HOUSTON - Hurricane Harvey was emotionally traumatic and had serious mental health impacts on many people in its path.
Researchers believe half of those in heavily affected areas suffer probable Post Traumatic Stress Disorder or PTSD, including their pets. Some of them are still suffering today.
Rebuilding homes while reliving memories of a massive storm like Hurricane Harvey can prompt terrifying feelings.
"PTSD can be diagnosed when you have the threat of severe harm, loss of life, or you witnessed this threat. So a hurricane certainly meets that level of exposure," explains Dr. Ron Acierno, the Executive Director of the Trauma and Resilience Center at UTHealth Houston.
It was tough, trying to survive or work through the storm. Former Harris County 911 operator, Janika Hayden says they scheduled a lot of extra staff to answer phones, but they could only do so much.
"We were getting backed up with calls, as well as HPD was getting backed up with calls, it was very chaotic," shares Janika. "With this job, your duty is to help people and we were trying, but it felt like no matter what, sometimes that my best wasn't enough."
Thousands of people were flooding the phone lines, desperate for help. Meanwhile, it was also taking a toll on those taking the calls.
When many frantic victims couldn't get through to 911, they started calling TV stations. FOX 26's Digital Content Creator Carolina Sanchez stretched her job duties during the peak of the storm to answer phones.
"I could not help them, and they were very frustrated because you're the first person that they can reach," explains Carolina. She did what she could, navigating them through an app developed by the Cajun Navy to find a rescue team, but she wanted to do more.
"It's tough to live with knowing that you are so helpless in helping somebody who desperately needs it," says Carolina.
Her husband was concerned about her several months after the storm and encouraged her to seek counseling.
"FOX offered counseling after Harvey, but I just kept walking by and didn't seek help, because I thought I was okay," explains Carolina. "But, once I did get help and after several weeks of talking with my therapist, we finally got to the root of what was going on. Once I explained everything, started unleashing everything, all the emotional stuff that I was carrying, she said, 'This is … this is trauma, this is what you're going through, and that's something really heavy to carry,' and oh man the waterworks."
She was officially diagnosed with PTSD.
For some people, just being at home during a storm is difficult now. Almost all our viewers who commented on our social media post about this admit that driving in a storm is now more difficult than ever, and they always dread it. Some even try to avoid it.
Many children are still affected by Harvey. Some of them tell us they prefer to sleep in their parents' room after the hurricane. And many of them are much more scared of storms now than before.

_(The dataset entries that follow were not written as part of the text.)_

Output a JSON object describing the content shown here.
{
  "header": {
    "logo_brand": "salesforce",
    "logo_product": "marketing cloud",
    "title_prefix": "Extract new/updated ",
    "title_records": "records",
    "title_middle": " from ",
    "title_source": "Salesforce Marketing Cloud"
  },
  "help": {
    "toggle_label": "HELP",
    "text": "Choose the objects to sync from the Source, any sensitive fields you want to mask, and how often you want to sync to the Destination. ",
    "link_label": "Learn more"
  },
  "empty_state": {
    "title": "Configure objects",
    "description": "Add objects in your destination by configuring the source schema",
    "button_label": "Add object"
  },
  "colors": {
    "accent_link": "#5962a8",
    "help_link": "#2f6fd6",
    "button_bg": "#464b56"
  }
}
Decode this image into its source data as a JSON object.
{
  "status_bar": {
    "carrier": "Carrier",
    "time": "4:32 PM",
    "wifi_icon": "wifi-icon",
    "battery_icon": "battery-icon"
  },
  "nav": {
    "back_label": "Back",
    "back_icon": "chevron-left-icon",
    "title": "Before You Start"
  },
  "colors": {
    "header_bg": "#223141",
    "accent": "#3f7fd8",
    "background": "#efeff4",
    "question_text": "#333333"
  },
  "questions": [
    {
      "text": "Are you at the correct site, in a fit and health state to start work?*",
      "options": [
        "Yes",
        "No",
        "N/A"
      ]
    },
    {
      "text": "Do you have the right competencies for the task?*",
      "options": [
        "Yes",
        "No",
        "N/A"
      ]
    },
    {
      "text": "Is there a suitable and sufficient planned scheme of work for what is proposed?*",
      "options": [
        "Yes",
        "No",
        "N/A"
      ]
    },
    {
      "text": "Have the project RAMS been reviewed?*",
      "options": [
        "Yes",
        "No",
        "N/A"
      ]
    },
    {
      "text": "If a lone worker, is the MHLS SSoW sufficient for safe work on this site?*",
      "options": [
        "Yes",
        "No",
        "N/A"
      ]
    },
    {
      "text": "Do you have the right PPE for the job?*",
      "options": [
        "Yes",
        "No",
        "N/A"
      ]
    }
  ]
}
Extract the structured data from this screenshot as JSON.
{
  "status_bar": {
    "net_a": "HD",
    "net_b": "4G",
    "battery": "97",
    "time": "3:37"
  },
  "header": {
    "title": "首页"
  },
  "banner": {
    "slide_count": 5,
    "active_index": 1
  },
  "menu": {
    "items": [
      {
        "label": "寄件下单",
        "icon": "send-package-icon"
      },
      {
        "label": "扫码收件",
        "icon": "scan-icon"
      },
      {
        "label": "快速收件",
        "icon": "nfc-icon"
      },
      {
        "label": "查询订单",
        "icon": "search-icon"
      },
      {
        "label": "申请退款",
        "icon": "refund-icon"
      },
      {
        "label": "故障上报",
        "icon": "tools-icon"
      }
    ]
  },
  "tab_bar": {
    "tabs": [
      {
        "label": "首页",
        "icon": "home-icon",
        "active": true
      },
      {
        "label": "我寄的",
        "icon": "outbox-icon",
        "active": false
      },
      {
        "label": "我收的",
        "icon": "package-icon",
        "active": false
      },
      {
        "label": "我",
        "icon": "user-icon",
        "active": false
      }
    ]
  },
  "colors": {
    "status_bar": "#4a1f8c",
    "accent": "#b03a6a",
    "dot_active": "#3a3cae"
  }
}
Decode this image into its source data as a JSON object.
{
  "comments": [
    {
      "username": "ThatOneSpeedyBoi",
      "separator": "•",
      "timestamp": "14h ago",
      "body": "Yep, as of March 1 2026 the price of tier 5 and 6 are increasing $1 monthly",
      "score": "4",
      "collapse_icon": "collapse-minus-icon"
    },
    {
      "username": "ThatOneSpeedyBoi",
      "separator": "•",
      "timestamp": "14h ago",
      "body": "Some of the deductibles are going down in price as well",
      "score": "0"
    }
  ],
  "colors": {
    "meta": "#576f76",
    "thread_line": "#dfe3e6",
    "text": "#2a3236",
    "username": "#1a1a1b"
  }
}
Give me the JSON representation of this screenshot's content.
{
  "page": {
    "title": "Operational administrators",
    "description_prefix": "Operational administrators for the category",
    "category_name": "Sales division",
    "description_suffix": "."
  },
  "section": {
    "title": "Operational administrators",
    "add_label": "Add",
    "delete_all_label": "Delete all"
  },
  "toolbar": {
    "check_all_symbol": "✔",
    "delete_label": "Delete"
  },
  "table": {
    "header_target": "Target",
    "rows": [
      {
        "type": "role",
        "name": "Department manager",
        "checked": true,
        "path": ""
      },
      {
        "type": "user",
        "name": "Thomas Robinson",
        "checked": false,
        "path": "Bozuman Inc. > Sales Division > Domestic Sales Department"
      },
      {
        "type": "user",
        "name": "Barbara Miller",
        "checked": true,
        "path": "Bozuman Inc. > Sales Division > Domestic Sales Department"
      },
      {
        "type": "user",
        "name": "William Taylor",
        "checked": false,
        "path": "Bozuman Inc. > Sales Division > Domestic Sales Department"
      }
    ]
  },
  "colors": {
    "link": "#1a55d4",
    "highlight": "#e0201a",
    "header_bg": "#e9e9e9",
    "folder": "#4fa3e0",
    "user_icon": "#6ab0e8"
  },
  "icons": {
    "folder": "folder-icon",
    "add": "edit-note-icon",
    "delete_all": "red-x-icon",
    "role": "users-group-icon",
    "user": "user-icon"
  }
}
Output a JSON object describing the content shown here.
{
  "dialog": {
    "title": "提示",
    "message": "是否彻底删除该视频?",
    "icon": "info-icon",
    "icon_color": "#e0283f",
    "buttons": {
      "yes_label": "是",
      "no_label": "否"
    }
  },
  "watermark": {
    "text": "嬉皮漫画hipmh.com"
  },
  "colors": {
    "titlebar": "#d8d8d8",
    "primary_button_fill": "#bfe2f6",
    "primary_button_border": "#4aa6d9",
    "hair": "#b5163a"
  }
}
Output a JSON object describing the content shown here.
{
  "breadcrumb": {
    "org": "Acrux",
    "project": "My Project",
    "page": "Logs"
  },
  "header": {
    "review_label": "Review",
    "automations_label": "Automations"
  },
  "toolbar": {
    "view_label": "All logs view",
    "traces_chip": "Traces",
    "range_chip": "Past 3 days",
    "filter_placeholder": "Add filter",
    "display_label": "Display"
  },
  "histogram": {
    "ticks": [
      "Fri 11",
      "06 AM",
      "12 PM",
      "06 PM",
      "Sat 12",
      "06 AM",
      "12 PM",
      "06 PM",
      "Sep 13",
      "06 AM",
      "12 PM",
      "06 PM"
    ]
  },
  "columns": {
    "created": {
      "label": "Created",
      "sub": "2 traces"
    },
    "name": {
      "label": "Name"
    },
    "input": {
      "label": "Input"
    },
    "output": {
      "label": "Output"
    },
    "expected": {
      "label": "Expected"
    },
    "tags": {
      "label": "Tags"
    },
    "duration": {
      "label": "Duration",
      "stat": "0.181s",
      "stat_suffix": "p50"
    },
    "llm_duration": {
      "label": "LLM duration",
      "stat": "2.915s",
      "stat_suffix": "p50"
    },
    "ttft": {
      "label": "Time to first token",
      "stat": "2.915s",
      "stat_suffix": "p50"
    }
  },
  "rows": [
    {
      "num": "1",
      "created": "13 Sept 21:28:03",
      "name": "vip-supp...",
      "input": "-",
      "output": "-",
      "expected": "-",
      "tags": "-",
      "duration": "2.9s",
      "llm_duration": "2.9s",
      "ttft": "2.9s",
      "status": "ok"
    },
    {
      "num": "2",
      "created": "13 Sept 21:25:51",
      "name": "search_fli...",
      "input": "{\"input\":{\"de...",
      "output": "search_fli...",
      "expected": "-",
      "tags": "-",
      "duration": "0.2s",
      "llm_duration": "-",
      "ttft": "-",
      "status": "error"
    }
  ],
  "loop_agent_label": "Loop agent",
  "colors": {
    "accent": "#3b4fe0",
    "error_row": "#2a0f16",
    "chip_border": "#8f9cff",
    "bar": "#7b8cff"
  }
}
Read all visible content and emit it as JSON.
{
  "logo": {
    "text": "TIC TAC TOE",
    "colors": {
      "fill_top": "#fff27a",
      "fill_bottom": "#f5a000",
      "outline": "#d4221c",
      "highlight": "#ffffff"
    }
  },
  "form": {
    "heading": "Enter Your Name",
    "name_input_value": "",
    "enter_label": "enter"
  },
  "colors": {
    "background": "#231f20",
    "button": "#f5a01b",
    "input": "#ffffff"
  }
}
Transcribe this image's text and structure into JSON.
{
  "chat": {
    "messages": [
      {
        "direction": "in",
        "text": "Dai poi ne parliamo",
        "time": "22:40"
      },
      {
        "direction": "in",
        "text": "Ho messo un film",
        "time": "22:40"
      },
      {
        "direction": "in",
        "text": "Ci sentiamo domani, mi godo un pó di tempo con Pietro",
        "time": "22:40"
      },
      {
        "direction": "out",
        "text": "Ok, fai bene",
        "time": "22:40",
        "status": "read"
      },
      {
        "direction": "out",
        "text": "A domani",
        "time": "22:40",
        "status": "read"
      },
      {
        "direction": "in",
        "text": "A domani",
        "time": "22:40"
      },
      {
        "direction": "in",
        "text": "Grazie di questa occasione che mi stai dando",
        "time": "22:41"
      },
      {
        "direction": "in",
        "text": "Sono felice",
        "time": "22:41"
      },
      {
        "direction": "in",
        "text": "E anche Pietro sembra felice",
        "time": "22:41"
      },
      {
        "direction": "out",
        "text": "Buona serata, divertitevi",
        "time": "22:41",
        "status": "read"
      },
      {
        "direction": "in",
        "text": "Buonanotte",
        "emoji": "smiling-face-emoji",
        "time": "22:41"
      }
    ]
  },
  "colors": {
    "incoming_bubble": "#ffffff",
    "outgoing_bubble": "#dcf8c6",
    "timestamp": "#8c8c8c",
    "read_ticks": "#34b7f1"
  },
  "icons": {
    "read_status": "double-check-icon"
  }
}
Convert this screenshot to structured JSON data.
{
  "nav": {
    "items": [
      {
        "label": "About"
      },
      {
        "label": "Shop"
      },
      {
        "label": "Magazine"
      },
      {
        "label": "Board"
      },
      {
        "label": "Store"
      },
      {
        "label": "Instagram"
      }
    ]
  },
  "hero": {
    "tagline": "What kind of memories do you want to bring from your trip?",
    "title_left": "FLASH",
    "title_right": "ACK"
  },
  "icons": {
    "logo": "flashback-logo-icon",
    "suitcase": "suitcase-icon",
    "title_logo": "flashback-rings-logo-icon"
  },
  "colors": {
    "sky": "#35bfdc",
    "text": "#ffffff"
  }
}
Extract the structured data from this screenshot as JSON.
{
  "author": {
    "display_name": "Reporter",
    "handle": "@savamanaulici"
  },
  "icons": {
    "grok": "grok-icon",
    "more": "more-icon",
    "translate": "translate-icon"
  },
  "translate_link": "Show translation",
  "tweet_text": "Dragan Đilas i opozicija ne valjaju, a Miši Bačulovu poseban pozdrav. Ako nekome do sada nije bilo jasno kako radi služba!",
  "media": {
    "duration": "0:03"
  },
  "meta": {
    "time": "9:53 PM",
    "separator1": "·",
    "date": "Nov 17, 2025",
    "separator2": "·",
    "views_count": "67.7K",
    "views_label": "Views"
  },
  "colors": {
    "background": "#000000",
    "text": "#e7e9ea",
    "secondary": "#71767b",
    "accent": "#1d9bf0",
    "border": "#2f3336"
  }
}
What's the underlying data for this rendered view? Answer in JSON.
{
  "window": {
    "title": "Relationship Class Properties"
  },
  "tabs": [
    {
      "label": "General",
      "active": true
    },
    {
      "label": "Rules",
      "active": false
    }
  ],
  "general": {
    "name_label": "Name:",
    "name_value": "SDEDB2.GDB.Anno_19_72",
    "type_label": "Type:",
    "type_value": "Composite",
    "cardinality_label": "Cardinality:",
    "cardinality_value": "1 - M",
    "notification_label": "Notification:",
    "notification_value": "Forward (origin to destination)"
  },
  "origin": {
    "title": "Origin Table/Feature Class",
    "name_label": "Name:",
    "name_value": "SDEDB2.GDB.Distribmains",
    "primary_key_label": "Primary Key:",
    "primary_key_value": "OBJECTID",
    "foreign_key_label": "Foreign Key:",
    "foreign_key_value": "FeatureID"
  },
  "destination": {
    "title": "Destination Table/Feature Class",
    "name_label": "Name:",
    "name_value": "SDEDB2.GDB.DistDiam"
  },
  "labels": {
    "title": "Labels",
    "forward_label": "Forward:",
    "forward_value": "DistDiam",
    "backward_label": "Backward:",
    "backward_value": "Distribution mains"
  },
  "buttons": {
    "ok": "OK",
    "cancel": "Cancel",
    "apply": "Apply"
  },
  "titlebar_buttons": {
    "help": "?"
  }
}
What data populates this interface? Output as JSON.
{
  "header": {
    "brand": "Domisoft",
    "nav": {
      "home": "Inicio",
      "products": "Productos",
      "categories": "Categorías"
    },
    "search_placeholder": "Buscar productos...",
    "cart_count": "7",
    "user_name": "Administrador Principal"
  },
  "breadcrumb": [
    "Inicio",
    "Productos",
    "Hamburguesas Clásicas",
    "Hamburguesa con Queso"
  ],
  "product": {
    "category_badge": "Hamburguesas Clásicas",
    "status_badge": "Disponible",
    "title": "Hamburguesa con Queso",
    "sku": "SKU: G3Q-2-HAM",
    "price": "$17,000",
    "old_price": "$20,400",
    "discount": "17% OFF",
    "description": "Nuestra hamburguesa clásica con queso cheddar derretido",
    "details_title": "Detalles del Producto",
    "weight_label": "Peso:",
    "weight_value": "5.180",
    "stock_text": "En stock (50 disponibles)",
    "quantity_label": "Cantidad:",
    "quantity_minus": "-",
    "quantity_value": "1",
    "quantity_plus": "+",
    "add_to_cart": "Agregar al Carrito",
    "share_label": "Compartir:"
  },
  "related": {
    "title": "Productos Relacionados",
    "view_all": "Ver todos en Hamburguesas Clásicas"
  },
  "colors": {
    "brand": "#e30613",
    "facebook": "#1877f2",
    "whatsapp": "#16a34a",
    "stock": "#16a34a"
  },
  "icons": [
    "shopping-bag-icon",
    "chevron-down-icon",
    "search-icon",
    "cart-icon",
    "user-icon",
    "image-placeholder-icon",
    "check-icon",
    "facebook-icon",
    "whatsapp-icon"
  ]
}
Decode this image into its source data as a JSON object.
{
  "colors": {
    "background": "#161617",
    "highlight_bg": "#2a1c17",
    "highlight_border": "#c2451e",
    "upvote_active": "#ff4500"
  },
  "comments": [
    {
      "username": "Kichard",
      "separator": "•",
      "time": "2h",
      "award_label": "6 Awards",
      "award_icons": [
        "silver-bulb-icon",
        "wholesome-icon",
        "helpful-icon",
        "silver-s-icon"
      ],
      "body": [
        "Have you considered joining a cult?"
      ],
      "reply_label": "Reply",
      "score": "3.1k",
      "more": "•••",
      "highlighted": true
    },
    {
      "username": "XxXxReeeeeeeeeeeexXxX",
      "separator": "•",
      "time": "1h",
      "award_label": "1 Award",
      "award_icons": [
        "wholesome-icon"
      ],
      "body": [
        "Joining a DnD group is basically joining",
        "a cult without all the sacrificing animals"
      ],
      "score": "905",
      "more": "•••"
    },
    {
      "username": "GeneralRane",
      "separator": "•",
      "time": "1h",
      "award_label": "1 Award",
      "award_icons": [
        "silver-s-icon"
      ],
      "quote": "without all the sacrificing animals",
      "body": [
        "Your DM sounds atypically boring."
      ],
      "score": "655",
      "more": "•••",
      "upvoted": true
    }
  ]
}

Texas Children's Hospital recognized this and established the "Harvey Resiliency and Recovery Program" and treated children up to four years after the storm.
Even our four-legged friends suffered, devastating for those who depend on service animals. "It totally freaked him out, and he's having panic attacks and he was diagnosed with PTSD," says a man who is blind and depended on his dog, Jennings, to help him get around.
Anne Deering's beloved dog Baylor was by her side during the storm. Now her veterinarian provides sedatives on stormy days, after Harvey.
"She is shaking uncontrollably, and we just feel so bad for her. We want her to have relief from that anxiety. She was two years old at the time of Harvey and was never scared of rain before then. Maybe she felt my stress during the storm when we got 15 inches of rain in an hour," states Anne.
It's often hard to get pets over the fear, but Dr. Ron Acierno with UTHealth Houston wants everyone to know, it is possible for people to overcome PTSD from a storm.
"We might want them practicing going out to their driveway sitting in their car during the rainstorm, getting used to it, and then maybe driving around the block if that's safe," encourages Dr. Acierno. "Getting used to it and then maybe driving to someone's house at that safe until you get used to it. You do this repeatedly till it's a little boring. And that's how you know you're getting better."
Baby steps, but hope, that with practice, it can get better.